Search term "feeBySize": copy each line of the data containing it.

□ □ □ □ □

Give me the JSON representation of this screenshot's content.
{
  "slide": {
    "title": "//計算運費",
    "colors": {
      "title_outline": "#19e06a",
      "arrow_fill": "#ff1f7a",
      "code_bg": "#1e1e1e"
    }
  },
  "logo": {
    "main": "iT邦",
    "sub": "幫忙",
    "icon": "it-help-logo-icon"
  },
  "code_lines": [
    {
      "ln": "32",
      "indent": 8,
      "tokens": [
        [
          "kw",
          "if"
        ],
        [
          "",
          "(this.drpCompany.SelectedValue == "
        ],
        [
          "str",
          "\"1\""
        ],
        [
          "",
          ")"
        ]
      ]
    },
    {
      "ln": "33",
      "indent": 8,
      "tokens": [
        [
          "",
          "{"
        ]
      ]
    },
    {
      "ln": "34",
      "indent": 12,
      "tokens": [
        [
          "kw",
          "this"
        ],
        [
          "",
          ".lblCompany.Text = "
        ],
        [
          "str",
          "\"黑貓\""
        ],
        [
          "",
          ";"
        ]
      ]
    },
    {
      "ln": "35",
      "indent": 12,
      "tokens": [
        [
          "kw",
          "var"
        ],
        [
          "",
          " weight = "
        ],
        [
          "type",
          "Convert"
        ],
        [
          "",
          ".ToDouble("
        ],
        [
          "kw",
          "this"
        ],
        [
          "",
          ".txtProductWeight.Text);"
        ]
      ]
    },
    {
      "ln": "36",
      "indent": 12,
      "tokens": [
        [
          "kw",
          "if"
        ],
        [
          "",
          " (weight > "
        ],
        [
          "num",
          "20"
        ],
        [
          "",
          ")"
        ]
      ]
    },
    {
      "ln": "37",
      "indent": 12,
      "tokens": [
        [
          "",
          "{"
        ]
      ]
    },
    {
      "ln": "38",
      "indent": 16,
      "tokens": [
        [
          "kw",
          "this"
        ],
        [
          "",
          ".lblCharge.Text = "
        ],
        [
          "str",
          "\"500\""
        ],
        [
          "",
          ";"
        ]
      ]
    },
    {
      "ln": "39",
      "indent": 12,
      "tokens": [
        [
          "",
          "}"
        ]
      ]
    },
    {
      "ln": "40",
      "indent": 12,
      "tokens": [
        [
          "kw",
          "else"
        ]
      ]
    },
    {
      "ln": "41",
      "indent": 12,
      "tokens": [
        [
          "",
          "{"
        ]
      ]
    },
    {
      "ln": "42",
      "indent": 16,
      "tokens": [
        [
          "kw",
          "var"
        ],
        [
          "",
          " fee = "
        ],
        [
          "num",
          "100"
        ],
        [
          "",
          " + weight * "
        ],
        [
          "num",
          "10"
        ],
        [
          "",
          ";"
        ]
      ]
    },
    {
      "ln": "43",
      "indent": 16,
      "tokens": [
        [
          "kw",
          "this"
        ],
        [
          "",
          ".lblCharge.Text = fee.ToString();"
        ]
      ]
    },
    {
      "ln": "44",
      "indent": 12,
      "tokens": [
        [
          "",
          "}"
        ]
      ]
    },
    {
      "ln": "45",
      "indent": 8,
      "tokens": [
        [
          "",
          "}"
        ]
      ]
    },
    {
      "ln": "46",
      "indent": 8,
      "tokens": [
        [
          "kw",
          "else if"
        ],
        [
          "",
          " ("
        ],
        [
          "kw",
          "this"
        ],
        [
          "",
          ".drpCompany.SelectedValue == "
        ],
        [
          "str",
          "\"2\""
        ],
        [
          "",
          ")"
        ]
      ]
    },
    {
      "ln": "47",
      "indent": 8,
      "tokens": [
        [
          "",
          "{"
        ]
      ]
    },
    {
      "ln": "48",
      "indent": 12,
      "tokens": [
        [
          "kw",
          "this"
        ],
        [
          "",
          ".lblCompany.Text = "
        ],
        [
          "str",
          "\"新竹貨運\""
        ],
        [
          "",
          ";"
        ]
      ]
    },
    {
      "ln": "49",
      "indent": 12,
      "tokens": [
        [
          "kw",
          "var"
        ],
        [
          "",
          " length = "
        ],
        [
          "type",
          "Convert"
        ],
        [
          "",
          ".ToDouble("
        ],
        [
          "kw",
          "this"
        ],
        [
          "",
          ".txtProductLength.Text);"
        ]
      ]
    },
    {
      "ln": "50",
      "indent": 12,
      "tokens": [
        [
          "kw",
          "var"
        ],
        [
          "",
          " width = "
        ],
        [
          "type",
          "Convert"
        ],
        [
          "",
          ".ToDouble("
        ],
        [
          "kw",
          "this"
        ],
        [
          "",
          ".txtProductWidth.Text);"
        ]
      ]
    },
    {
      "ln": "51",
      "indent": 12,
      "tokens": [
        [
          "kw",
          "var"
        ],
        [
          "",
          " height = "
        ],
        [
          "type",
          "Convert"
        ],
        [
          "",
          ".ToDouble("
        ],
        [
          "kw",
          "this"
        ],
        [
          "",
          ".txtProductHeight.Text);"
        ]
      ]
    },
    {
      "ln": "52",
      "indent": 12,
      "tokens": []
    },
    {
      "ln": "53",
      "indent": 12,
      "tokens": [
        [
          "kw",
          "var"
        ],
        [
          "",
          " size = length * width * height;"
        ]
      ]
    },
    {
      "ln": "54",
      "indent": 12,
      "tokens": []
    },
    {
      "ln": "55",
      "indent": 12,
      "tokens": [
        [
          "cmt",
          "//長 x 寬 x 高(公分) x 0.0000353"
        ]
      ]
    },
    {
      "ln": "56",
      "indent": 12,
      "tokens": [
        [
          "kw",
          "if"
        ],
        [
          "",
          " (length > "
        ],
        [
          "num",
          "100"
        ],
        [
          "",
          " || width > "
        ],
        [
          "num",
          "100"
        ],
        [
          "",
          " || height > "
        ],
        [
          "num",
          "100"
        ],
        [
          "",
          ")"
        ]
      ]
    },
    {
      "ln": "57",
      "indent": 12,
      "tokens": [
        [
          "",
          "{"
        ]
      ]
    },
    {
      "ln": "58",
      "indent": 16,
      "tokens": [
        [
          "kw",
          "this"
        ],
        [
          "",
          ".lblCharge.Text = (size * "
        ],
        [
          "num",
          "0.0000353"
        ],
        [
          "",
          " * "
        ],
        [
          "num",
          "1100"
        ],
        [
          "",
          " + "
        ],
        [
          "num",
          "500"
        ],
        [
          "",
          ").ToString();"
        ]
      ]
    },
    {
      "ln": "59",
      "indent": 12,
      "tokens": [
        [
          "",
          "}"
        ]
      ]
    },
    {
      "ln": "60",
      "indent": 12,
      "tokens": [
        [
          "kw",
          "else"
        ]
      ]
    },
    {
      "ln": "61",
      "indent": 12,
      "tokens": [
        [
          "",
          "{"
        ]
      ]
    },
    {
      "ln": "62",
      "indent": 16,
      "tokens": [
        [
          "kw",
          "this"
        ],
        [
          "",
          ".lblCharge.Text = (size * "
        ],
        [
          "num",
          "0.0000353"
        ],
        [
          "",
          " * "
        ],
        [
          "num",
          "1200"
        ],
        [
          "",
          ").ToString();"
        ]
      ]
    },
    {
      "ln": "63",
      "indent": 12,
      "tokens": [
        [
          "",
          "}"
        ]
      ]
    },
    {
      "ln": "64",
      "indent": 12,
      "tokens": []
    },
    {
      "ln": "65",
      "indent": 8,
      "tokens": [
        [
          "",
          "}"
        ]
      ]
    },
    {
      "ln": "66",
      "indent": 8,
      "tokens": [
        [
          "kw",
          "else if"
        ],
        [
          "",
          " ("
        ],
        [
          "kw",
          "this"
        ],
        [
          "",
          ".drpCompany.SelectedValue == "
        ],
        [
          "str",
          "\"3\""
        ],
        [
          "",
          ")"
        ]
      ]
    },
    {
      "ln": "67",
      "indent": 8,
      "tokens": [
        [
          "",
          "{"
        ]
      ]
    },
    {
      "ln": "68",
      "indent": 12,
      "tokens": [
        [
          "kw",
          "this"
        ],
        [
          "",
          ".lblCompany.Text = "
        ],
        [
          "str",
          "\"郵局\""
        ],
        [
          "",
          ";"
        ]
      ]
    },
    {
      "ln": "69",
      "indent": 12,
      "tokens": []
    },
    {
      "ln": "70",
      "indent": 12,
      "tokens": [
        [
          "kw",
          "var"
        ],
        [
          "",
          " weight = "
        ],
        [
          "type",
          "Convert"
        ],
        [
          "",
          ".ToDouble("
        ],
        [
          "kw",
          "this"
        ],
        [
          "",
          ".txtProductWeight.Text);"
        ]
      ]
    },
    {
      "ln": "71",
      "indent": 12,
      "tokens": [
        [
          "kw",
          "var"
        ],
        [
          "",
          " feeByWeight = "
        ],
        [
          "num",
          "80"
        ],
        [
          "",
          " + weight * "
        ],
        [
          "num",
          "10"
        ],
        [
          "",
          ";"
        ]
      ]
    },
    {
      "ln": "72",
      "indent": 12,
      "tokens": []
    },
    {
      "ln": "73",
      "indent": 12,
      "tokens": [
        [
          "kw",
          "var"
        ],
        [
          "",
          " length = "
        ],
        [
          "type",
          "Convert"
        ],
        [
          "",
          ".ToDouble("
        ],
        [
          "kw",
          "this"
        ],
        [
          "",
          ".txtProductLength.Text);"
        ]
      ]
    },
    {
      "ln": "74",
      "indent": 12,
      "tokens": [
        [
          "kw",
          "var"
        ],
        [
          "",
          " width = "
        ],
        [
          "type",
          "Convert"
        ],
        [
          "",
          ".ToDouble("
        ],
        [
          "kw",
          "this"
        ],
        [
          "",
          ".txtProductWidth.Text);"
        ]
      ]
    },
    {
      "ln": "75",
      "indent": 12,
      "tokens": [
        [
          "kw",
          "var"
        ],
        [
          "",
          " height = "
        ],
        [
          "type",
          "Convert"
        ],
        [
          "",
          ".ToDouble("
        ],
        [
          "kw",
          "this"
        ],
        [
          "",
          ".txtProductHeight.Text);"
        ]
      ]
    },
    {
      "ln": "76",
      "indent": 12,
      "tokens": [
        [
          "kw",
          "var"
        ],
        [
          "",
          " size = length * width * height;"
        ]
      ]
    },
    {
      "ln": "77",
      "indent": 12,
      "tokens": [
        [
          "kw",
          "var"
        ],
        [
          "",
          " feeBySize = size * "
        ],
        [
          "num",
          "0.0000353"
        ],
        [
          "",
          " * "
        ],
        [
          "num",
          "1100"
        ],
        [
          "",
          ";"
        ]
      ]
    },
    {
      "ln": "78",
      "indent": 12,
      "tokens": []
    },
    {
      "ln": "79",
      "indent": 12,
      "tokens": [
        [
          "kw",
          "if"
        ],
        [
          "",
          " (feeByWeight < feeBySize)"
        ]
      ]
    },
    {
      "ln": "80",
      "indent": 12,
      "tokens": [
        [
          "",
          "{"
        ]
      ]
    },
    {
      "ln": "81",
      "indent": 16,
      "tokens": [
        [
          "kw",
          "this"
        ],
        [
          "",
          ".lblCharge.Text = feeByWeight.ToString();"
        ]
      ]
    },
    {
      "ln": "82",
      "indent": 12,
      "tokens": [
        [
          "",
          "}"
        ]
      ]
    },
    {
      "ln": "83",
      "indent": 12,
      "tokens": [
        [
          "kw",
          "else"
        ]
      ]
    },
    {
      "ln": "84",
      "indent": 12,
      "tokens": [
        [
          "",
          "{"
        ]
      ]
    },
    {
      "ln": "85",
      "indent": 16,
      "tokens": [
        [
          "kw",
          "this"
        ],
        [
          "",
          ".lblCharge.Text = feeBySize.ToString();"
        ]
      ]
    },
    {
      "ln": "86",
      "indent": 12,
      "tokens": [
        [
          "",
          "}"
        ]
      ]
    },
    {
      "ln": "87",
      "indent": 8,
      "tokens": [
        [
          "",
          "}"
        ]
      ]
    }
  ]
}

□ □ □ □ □

◆ Solution to the problem ◆
          " feeBySize = size * "
          " (feeByWeight < feeBySize)"
          ".lblCharge.Text = feeBySize.ToString();"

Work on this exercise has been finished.